*** Begin section ***

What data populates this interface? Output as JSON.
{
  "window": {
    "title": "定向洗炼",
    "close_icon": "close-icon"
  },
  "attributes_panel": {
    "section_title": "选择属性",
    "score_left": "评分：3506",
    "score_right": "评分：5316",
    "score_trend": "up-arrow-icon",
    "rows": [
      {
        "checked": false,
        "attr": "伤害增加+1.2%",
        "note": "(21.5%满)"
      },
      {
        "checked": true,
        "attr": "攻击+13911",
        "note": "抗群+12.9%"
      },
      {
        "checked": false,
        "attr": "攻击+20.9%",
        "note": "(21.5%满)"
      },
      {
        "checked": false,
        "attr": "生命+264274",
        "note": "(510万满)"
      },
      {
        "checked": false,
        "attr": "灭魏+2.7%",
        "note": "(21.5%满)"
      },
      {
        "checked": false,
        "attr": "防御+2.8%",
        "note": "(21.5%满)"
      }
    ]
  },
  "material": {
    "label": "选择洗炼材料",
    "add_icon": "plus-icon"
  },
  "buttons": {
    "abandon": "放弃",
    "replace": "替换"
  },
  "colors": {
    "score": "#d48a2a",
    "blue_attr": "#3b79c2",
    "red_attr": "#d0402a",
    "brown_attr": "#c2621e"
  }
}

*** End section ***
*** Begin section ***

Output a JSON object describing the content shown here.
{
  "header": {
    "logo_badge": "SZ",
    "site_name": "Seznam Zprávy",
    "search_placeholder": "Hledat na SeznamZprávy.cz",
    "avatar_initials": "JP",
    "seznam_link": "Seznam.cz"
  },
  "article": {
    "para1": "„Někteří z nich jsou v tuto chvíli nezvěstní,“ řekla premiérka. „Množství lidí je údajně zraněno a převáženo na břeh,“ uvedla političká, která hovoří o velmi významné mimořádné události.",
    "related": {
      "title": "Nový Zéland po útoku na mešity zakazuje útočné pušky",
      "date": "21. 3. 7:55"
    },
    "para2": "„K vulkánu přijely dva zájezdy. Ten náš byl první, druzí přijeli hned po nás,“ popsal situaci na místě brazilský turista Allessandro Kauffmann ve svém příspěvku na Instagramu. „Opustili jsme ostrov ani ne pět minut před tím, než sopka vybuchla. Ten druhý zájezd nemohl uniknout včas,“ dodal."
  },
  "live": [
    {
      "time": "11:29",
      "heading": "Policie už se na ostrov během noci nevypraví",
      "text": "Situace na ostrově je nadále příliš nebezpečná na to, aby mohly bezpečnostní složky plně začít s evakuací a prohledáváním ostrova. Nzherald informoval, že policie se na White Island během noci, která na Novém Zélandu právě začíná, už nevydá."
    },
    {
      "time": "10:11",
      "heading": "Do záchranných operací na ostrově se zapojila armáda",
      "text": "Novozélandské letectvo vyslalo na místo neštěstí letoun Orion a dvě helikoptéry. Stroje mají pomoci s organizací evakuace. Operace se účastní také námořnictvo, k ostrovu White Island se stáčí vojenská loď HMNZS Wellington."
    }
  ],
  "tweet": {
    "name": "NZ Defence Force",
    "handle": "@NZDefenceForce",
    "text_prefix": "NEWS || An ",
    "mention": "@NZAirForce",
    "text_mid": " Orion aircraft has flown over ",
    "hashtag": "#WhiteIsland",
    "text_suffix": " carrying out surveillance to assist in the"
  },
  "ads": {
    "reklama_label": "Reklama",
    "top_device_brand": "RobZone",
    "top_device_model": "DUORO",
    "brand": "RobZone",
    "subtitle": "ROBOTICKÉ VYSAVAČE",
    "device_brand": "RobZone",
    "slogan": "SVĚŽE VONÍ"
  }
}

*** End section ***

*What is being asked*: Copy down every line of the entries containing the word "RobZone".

*Output of the task*:
    "top_device_brand": "RobZone",
    "brand": "RobZone",
    "device_brand": "RobZone",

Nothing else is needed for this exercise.